• Task requirements
In the records that follow, locate every line with "chevron" and extract it.

• Extracted material
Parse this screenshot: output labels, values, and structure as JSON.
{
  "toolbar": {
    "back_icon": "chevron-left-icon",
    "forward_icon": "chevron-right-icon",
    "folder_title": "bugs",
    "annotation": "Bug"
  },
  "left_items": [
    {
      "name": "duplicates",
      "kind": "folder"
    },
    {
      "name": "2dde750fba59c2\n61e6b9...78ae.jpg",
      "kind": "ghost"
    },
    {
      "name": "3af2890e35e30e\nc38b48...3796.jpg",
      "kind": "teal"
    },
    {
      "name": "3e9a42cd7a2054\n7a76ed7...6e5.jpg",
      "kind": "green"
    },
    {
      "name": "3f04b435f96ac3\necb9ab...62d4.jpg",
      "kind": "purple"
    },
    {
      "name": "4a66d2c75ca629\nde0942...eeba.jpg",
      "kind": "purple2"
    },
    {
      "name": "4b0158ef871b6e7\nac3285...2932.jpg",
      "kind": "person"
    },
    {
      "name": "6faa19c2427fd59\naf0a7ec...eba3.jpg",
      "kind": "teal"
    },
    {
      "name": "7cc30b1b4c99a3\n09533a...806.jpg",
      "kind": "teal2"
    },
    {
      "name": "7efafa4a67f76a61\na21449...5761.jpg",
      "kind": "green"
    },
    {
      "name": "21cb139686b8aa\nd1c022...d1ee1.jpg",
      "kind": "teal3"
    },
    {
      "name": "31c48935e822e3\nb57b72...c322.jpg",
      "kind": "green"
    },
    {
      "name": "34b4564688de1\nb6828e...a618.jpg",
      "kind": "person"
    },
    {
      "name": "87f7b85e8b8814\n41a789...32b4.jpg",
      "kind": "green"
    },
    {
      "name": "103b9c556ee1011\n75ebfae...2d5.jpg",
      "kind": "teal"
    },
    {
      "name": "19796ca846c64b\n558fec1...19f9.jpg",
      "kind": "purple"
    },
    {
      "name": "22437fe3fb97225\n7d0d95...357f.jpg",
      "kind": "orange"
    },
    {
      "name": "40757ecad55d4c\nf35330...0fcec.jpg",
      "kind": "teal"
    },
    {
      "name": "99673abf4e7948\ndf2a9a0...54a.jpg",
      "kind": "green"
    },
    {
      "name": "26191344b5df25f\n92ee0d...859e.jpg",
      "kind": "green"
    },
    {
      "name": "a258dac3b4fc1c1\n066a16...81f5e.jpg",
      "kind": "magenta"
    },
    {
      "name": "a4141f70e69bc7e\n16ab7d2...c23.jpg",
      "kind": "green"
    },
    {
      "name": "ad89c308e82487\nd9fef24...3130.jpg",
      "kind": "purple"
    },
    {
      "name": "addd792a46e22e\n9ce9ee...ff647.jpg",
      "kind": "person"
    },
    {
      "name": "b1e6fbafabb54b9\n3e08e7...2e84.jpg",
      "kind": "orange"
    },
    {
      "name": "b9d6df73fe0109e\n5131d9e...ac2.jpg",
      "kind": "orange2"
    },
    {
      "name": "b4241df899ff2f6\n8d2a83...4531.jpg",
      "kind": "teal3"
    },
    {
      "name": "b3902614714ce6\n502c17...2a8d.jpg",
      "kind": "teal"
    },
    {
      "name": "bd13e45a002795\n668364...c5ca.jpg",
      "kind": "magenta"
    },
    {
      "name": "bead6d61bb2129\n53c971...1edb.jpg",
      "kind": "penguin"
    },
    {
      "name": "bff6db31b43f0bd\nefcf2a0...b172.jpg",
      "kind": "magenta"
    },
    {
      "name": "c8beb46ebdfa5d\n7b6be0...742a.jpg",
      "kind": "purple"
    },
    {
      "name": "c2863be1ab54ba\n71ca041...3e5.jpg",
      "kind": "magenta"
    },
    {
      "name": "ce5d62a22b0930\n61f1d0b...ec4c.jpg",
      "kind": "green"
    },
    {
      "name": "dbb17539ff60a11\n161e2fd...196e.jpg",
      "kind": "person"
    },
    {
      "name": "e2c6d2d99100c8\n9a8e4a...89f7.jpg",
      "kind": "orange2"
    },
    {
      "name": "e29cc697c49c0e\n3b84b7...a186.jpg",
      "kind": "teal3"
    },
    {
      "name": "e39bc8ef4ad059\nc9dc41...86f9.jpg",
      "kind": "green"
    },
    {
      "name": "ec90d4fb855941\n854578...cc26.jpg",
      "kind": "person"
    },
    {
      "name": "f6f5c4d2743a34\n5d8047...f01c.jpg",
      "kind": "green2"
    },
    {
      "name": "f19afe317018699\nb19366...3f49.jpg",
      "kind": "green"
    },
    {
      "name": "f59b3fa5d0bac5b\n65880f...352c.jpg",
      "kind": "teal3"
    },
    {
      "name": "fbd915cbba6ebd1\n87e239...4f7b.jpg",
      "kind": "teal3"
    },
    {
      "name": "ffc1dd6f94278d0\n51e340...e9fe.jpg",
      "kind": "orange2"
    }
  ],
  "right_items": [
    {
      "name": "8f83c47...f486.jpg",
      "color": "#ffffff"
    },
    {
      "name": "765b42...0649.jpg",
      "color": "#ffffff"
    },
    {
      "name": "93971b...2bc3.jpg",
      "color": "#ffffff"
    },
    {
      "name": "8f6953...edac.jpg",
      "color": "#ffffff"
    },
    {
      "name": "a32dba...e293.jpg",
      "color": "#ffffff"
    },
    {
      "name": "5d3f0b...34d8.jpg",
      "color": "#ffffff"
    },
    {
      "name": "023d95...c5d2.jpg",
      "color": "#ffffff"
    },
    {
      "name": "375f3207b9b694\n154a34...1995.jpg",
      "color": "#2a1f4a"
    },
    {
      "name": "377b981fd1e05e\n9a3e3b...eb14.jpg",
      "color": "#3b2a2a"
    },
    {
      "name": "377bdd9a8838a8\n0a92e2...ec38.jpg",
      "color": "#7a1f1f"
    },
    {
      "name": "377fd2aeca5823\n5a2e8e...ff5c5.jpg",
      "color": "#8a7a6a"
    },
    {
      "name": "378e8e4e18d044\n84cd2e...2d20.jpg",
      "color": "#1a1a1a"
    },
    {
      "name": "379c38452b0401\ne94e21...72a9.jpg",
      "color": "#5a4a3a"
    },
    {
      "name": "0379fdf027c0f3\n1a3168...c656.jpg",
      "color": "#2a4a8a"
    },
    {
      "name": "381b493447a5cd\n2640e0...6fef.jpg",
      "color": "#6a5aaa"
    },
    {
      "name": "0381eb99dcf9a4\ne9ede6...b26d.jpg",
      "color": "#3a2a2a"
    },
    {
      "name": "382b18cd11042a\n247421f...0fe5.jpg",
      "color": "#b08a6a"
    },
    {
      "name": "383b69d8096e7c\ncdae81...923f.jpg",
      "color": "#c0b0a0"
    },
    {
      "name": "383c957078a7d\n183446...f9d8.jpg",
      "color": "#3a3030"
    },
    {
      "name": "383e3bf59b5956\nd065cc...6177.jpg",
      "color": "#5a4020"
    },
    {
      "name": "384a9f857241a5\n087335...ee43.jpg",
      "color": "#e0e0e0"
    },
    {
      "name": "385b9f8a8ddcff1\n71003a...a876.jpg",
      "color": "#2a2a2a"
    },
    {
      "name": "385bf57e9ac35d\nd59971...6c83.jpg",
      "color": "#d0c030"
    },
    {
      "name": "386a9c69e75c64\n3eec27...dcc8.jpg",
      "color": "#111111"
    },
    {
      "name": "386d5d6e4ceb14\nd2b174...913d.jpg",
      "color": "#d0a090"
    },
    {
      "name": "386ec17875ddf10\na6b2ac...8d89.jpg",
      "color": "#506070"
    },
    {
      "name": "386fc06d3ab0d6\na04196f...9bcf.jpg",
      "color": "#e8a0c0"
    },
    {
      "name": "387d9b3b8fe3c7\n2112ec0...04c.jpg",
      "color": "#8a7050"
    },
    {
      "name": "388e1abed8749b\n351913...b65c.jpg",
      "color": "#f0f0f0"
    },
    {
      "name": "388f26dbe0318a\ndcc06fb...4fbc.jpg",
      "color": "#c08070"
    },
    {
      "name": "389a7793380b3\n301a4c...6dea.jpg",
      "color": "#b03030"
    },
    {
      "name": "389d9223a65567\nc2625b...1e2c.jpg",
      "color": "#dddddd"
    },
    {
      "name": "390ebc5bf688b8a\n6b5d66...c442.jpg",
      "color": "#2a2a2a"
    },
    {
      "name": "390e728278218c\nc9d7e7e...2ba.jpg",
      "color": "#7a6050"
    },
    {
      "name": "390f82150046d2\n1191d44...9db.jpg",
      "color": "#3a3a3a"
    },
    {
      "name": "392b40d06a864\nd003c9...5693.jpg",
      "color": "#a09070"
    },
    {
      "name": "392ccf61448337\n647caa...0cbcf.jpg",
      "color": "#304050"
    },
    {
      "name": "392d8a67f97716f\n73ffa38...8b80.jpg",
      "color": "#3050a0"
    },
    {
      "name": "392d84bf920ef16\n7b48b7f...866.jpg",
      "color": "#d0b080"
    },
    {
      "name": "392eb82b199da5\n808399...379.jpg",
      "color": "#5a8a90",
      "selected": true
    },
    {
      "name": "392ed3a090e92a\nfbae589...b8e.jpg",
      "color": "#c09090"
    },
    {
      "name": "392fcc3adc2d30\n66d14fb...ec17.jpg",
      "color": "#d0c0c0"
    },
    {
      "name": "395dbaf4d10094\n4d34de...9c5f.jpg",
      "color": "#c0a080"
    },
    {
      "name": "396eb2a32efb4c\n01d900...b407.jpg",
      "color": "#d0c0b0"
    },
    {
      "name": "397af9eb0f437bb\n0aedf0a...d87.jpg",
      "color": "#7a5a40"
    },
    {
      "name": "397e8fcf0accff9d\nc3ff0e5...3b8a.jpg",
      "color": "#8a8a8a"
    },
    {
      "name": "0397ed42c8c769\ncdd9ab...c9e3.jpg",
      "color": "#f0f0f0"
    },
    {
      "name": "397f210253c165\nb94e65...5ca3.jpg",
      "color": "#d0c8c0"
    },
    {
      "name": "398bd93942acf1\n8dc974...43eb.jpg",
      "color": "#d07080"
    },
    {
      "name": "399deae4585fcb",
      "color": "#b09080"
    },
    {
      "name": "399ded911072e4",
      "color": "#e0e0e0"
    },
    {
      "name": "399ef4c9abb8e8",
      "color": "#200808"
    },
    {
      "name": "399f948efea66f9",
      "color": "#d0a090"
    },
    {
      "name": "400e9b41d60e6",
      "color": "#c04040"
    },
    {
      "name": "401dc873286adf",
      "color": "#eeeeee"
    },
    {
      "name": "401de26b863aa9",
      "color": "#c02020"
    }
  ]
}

• Exercise answer
    "back_icon": "chevron-left-icon",
    "forward_icon": "chevron-right-icon",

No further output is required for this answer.